TASK GOAL:
In your copy, drop the images and return each record exactly as it stands.

BEGIN RECORDED DATA

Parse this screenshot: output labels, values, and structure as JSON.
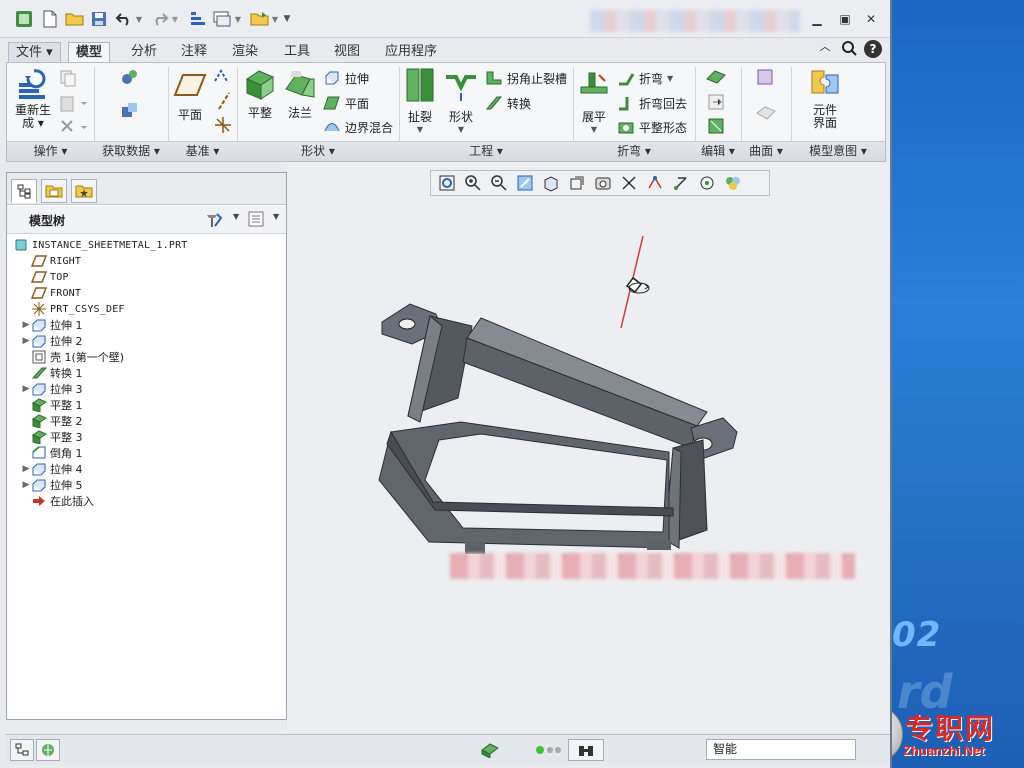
{
  "ribbon_tabs": [
    "文件",
    "模型",
    "分析",
    "注释",
    "渲染",
    "工具",
    "视图",
    "应用程序"
  ],
  "active_tab": "模型",
  "groups": {
    "operations": {
      "label": "操作",
      "regenerate": "重新生",
      "regenerate_2": "成"
    },
    "get_data": {
      "label": "获取数据"
    },
    "datum": {
      "label": "基准",
      "plane": "平面"
    },
    "shapes": {
      "label": "形状",
      "flat": "平整",
      "flange": "法兰",
      "extrude": "拉伸",
      "planar": "平面",
      "boundary_blend": "边界混合"
    },
    "engineering": {
      "label": "工程",
      "rip": "扯裂",
      "form": "形状",
      "corner_relief": "拐角止裂槽",
      "convert": "转换"
    },
    "bends": {
      "label": "折弯",
      "unbend": "展平",
      "bend": "折弯",
      "bend_back": "折弯回去",
      "flatten_form": "平整形态"
    },
    "editing": {
      "label": "编辑"
    },
    "surfaces": {
      "label": "曲面"
    },
    "model_intent": {
      "label": "模型意图",
      "component_interface": "元件",
      "component_interface_2": "界面"
    }
  },
  "model_tree": {
    "title": "模型树",
    "items": [
      {
        "label": "INSTANCE_SHEETMETAL_1.PRT",
        "icon": "part-icon",
        "expand": false,
        "mono": true
      },
      {
        "label": "RIGHT",
        "icon": "datum-plane-icon",
        "expand": false,
        "mono": true
      },
      {
        "label": "TOP",
        "icon": "datum-plane-icon",
        "expand": false,
        "mono": true
      },
      {
        "label": "FRONT",
        "icon": "datum-plane-icon",
        "expand": false,
        "mono": true
      },
      {
        "label": "PRT_CSYS_DEF",
        "icon": "csys-icon",
        "expand": false,
        "mono": true
      },
      {
        "label": "拉伸 1",
        "icon": "extrude-icon",
        "expand": true
      },
      {
        "label": "拉伸 2",
        "icon": "extrude-icon",
        "expand": true
      },
      {
        "label": "壳 1(第一个壁)",
        "icon": "shell-icon",
        "expand": false
      },
      {
        "label": "转换 1",
        "icon": "convert-icon",
        "expand": false
      },
      {
        "label": "拉伸 3",
        "icon": "extrude-icon",
        "expand": true
      },
      {
        "label": "平整 1",
        "icon": "flat-wall-icon",
        "expand": false
      },
      {
        "label": "平整 2",
        "icon": "flat-wall-icon",
        "expand": false
      },
      {
        "label": "平整 3",
        "icon": "flat-wall-icon",
        "expand": false
      },
      {
        "label": "倒角 1",
        "icon": "chamfer-icon",
        "expand": false
      },
      {
        "label": "拉伸 4",
        "icon": "extrude-icon",
        "expand": true
      },
      {
        "label": "拉伸 5",
        "icon": "extrude-icon",
        "expand": true
      },
      {
        "label": "在此插入",
        "icon": "insert-here-arrow-icon",
        "expand": false
      }
    ]
  },
  "status": {
    "filter_value": "智能"
  },
  "desktop": {
    "number_text": "02",
    "watermark_cn": "专职网",
    "watermark_en": "Zhuanzhi.Net"
  },
  "colors": {
    "accent_green": "#3a9a3a",
    "accent_blue": "#2a63b8",
    "part_gray": "#5d6168",
    "datum_red": "#d23a3a"
  }
}
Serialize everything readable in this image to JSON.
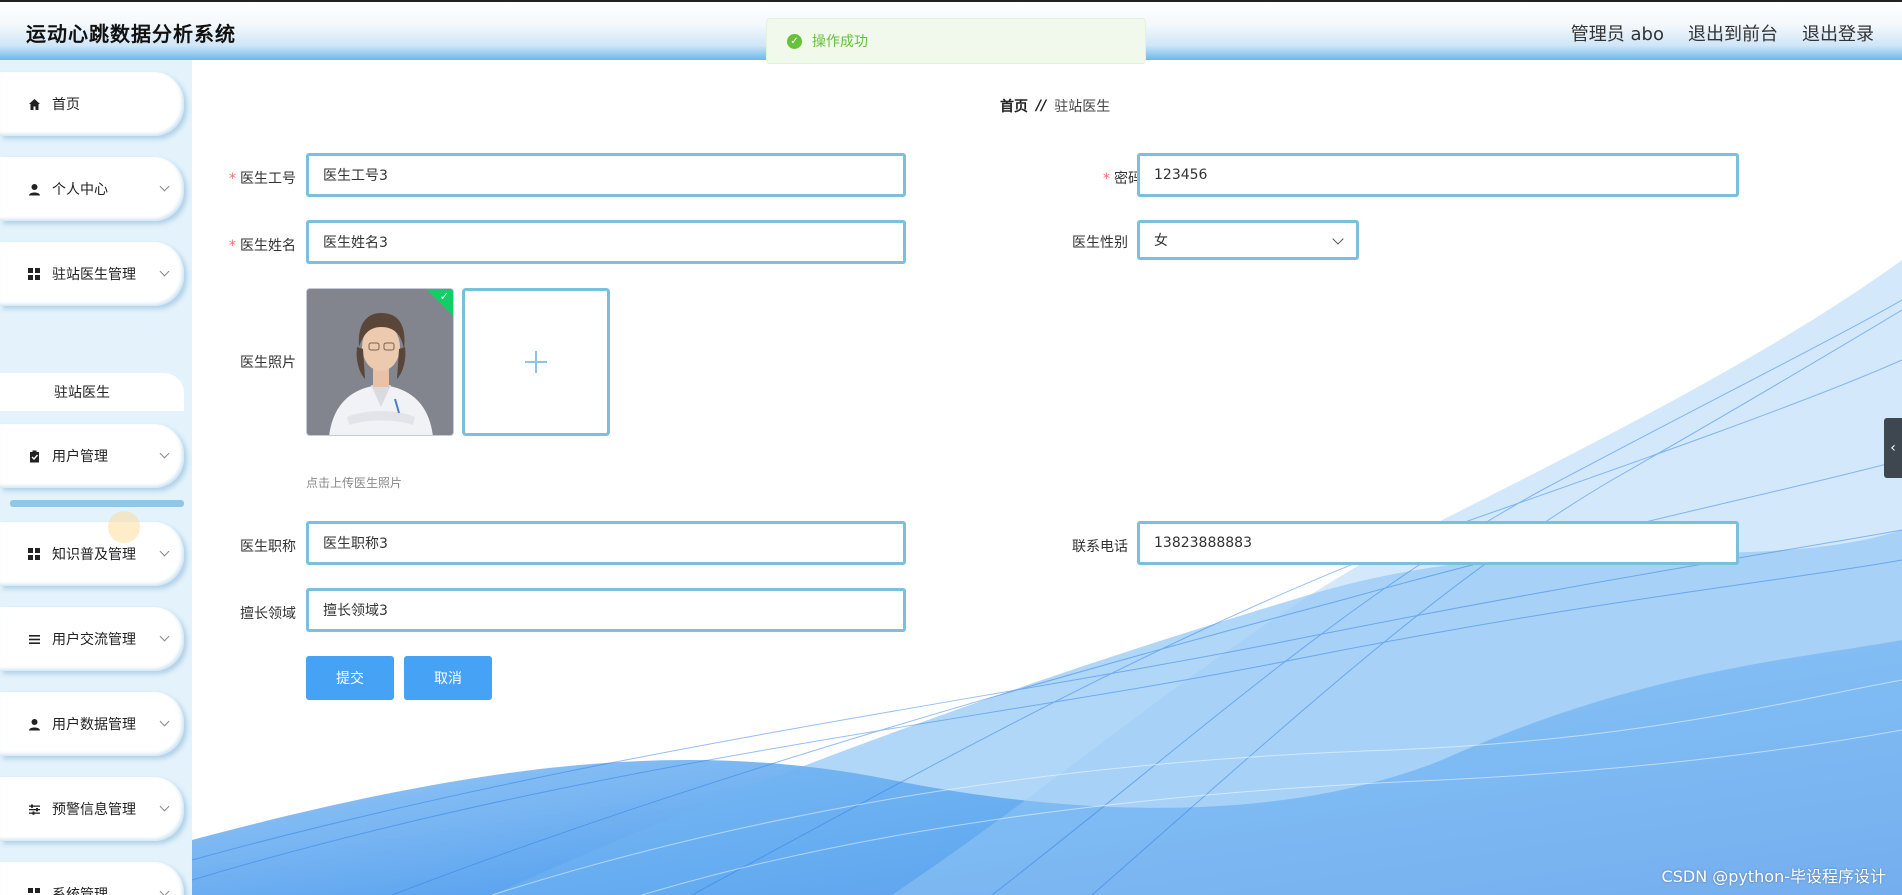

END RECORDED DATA

ANSWER BOX:
Parse this screenshot: output labels, values, and structure as JSON.
{
  "ribbon_tabs": [
    "文件",
    "模型",
    "分析",
    "注释",
    "渲染",
    "工具",
    "视图",
    "应用程序"
  ],
  "active_tab": "模型",
  "groups": {
    "operations": {
      "label": "操作",
      "regenerate": "重新生",
      "regenerate_2": "成"
    },
    "get_data": {
      "label": "获取数据"
    },
    "datum": {
      "label": "基准",
      "plane": "平面"
    },
    "shapes": {
      "label": "形状",
      "flat": "平整",
      "flange": "法兰",
      "extrude": "拉伸",
      "planar": "平面",
      "boundary_blend": "边界混合"
    },
    "engineering": {
      "label": "工程",
      "rip": "扯裂",
      "form": "形状",
      "corner_relief": "拐角止裂槽",
      "convert": "转换"
    },
    "bends": {
      "label": "折弯",
      "unbend": "展平",
      "bend": "折弯",
      "bend_back": "折弯回去",
      "flatten_form": "平整形态"
    },
    "editing": {
      "label": "编辑"
    },
    "surfaces": {
      "label": "曲面"
    },
    "model_intent": {
      "label": "模型意图",
      "component_interface": "元件",
      "component_interface_2": "界面"
    }
  },
  "model_tree": {
    "title": "模型树",
    "items": [
      {
        "label": "INSTANCE_SHEETMETAL_1.PRT",
        "icon": "part-icon",
        "expand": false,
        "mono": true
      },
      {
        "label": "RIGHT",
        "icon": "datum-plane-icon",
        "expand": false,
        "mono": true
      },
      {
        "label": "TOP",
        "icon": "datum-plane-icon",
        "expand": false,
        "mono": true
      },
      {
        "label": "FRONT",
        "icon": "datum-plane-icon",
        "expand": false,
        "mono": true
      },
      {
        "label": "PRT_CSYS_DEF",
        "icon": "csys-icon",
        "expand": false,
        "mono": true
      },
      {
        "label": "拉伸 1",
        "icon": "extrude-icon",
        "expand": true
      },
      {
        "label": "拉伸 2",
        "icon": "extrude-icon",
        "expand": true
      },
      {
        "label": "壳 1(第一个壁)",
        "icon": "shell-icon",
        "expand": false
      },
      {
        "label": "转换 1",
        "icon": "convert-icon",
        "expand": false
      },
      {
        "label": "拉伸 3",
        "icon": "extrude-icon",
        "expand": true
      },
      {
        "label": "平整 1",
        "icon": "flat-wall-icon",
        "expand": false
      },
      {
        "label": "平整 2",
        "icon": "flat-wall-icon",
        "expand": false
      },
      {
        "label": "平整 3",
        "icon": "flat-wall-icon",
        "expand": false
      },
      {
        "label": "倒角 1",
        "icon": "chamfer-icon",
        "expand": false
      },
      {
        "label": "拉伸 4",
        "icon": "extrude-icon",
        "expand": true
      },
      {
        "label": "拉伸 5",
        "icon": "extrude-icon",
        "expand": true
      },
      {
        "label": "在此插入",
        "icon": "insert-here-arrow-icon",
        "expand": false
      }
    ]
  },
  "status": {
    "filter_value": "智能"
  },
  "desktop": {
    "number_text": "02",
    "watermark_cn": "专职网",
    "watermark_en": "Zhuanzhi.Net"
  },
  "colors": {
    "accent_green": "#3a9a3a",
    "accent_blue": "#2a63b8",
    "part_gray": "#5d6168",
    "datum_red": "#d23a3a"
  }
}
Serialize everything readable in this image to JSON.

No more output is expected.